FAHRENHEIT AND EFFICIENCY
Even the most normally complacent and unobserving of Harvard's dripping sons would respond instantly to the suggestion, no matter how veiled or subtle, that yesterday was an exceptionally hot day. Many men, in fact, who had stayed in Cambridge expressly to study for examinations, found refuge only in what Professor Copeland used to consider in pre-war days the most thoroughly established of all Harvard undergraduate activities, namely, "sitting around."
That it is less easy to concentrate when the mercury hits 100 degrees in the shade than at mid-years, when the wind whistles through mackinaws and woolen hockey tights no one will deny. But at the same time much real studying can be done on even the hottest of days.
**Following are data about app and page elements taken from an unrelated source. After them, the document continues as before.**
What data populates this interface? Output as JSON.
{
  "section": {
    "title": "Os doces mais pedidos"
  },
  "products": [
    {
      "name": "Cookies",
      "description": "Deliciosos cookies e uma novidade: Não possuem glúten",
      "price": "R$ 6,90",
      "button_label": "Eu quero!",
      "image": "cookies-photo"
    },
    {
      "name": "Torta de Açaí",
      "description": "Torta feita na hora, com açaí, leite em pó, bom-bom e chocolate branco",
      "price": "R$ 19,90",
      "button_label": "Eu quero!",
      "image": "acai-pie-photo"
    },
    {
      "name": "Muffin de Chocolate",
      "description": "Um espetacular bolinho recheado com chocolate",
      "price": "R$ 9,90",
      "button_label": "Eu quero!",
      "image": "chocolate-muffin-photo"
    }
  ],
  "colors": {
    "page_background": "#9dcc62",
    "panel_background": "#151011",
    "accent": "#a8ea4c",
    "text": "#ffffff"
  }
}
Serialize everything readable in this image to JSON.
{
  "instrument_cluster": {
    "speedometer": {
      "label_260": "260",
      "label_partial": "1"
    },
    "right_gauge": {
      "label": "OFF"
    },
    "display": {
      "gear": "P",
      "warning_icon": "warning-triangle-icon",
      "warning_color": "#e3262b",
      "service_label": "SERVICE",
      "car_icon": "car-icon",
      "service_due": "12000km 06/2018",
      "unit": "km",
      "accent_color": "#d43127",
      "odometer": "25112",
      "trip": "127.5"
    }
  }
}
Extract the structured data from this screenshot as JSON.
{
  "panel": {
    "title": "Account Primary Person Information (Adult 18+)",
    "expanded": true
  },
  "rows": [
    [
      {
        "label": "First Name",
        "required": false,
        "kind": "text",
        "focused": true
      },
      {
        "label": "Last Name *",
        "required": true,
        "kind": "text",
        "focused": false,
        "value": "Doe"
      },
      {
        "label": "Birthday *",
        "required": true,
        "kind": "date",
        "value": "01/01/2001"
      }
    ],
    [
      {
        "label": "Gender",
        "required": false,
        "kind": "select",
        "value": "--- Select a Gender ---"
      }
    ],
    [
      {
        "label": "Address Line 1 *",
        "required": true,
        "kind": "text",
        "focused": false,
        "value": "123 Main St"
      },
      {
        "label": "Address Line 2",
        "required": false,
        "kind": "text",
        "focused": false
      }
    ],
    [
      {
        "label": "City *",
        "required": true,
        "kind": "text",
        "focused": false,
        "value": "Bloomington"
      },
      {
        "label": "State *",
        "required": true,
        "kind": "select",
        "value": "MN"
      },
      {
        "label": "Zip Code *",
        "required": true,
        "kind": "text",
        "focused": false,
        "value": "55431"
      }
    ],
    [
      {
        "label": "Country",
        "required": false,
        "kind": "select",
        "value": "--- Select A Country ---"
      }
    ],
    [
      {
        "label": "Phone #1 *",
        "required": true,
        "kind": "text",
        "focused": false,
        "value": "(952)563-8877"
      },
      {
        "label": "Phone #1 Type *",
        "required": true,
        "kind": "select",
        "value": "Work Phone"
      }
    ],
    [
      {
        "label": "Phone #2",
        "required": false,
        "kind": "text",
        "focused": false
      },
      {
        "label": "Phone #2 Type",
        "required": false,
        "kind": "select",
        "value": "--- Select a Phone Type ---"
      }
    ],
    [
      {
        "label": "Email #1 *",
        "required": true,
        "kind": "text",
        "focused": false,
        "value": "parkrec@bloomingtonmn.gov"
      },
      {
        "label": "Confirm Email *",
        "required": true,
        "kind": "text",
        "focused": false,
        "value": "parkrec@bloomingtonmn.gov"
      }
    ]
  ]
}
One had only to step into the coolest spot in Cambridge,-- Widener Reading Room,--yesterday to prove that this quite staggeringly hopeful fact is true.